_Data records for software interfaces_

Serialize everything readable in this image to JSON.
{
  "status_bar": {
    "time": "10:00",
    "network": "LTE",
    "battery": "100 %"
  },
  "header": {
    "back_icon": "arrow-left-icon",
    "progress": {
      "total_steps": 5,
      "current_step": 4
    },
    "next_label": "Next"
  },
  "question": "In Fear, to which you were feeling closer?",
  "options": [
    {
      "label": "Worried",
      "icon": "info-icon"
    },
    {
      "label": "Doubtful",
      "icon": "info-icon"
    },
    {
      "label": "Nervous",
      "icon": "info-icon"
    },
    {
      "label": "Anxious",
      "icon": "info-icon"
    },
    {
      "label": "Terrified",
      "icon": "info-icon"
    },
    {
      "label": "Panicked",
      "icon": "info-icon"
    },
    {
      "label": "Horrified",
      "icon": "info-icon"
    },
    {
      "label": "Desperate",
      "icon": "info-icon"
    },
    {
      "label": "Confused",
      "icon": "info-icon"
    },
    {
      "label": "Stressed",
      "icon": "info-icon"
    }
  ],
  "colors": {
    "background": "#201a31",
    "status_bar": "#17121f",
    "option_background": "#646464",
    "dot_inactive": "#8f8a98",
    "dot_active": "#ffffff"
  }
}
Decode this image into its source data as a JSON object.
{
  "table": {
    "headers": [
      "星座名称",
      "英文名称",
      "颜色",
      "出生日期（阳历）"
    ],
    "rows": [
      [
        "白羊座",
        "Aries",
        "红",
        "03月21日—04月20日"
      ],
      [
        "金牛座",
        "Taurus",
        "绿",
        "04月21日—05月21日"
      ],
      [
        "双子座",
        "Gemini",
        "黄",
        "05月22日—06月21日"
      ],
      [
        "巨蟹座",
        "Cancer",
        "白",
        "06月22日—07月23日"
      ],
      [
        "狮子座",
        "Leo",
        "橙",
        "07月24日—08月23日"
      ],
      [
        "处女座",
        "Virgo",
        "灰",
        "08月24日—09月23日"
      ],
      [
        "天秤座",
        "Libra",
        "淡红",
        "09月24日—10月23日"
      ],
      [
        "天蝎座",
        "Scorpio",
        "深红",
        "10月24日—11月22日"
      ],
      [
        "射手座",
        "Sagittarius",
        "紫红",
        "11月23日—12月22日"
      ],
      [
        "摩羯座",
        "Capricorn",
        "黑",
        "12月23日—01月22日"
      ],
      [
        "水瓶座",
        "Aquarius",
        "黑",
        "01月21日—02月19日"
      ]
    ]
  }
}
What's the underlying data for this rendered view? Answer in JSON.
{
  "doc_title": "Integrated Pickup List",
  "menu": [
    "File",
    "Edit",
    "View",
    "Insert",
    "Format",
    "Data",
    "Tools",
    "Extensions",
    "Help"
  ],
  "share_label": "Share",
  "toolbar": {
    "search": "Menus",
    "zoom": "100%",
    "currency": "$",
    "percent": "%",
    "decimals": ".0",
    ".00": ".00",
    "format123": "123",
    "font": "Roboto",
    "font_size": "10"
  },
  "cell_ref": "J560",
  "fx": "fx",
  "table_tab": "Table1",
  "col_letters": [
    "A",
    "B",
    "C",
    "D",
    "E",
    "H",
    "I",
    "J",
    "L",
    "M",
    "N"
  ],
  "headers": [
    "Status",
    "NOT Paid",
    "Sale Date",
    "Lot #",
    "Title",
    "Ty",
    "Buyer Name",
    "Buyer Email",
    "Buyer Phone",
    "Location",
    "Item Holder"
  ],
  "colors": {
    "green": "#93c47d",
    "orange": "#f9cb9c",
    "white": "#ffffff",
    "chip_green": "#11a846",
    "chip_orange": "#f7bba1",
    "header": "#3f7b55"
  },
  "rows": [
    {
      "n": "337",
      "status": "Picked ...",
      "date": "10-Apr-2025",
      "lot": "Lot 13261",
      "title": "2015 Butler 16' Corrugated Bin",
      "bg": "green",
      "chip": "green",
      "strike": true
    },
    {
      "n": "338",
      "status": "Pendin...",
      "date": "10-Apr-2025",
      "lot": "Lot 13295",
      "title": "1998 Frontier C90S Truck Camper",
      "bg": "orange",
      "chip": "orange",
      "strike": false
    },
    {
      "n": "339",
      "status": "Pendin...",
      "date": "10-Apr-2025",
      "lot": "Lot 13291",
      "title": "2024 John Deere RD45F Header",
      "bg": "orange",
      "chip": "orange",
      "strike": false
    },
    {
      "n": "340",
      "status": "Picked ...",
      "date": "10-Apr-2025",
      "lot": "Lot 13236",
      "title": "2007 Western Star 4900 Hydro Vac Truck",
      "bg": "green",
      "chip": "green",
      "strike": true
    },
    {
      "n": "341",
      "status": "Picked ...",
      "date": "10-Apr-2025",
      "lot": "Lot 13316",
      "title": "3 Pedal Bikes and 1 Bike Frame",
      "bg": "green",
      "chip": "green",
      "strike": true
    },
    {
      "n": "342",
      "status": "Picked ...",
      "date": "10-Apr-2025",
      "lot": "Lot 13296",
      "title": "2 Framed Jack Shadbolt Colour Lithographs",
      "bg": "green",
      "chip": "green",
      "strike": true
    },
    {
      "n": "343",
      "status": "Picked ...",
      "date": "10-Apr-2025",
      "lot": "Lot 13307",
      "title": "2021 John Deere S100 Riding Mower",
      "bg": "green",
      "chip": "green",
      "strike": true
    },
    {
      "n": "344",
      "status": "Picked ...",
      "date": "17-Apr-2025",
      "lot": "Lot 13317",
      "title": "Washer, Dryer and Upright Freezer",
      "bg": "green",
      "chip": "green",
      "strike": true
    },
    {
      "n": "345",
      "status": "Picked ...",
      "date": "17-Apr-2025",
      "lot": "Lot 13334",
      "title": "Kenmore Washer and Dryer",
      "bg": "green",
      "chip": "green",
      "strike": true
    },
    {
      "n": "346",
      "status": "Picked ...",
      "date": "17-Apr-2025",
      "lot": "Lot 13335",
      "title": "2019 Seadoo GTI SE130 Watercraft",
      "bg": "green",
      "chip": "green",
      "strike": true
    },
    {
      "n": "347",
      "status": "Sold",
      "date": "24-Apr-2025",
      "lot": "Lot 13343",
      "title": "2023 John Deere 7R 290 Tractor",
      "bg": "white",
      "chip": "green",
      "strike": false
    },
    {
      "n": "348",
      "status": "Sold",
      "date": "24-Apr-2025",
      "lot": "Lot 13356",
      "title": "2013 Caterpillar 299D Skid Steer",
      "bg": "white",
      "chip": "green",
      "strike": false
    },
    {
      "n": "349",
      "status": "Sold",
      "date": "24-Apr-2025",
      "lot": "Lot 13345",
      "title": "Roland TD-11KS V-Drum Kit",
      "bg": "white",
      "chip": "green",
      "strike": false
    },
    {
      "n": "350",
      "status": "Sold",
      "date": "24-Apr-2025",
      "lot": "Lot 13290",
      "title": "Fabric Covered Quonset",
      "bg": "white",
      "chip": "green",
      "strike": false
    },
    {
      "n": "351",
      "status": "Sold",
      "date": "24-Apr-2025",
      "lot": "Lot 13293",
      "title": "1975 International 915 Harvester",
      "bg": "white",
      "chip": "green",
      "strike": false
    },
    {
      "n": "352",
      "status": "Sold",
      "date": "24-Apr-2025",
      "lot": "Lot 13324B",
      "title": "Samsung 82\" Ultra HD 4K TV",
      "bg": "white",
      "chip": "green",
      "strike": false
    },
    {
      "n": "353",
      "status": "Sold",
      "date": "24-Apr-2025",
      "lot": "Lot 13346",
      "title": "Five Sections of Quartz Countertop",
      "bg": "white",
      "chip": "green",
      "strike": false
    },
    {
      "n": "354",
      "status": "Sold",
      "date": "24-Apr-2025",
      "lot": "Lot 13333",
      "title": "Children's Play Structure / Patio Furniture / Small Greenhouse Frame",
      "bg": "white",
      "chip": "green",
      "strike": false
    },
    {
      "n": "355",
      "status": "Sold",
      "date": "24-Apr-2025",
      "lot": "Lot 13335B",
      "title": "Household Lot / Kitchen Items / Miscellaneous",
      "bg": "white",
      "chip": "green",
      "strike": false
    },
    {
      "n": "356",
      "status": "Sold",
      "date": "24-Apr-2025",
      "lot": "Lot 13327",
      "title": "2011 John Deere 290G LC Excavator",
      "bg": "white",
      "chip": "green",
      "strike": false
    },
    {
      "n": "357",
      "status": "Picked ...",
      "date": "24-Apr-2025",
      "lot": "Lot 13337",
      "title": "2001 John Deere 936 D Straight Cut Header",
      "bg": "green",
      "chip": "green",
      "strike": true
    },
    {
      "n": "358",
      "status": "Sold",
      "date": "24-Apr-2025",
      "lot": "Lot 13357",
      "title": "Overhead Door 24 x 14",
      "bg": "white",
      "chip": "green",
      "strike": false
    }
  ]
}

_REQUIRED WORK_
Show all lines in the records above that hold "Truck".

_OUTPUT_
      "title": "1998 Frontier C90S Truck Camper",
      "title": "2007 Western Star 4900 Hydro Vac Truck",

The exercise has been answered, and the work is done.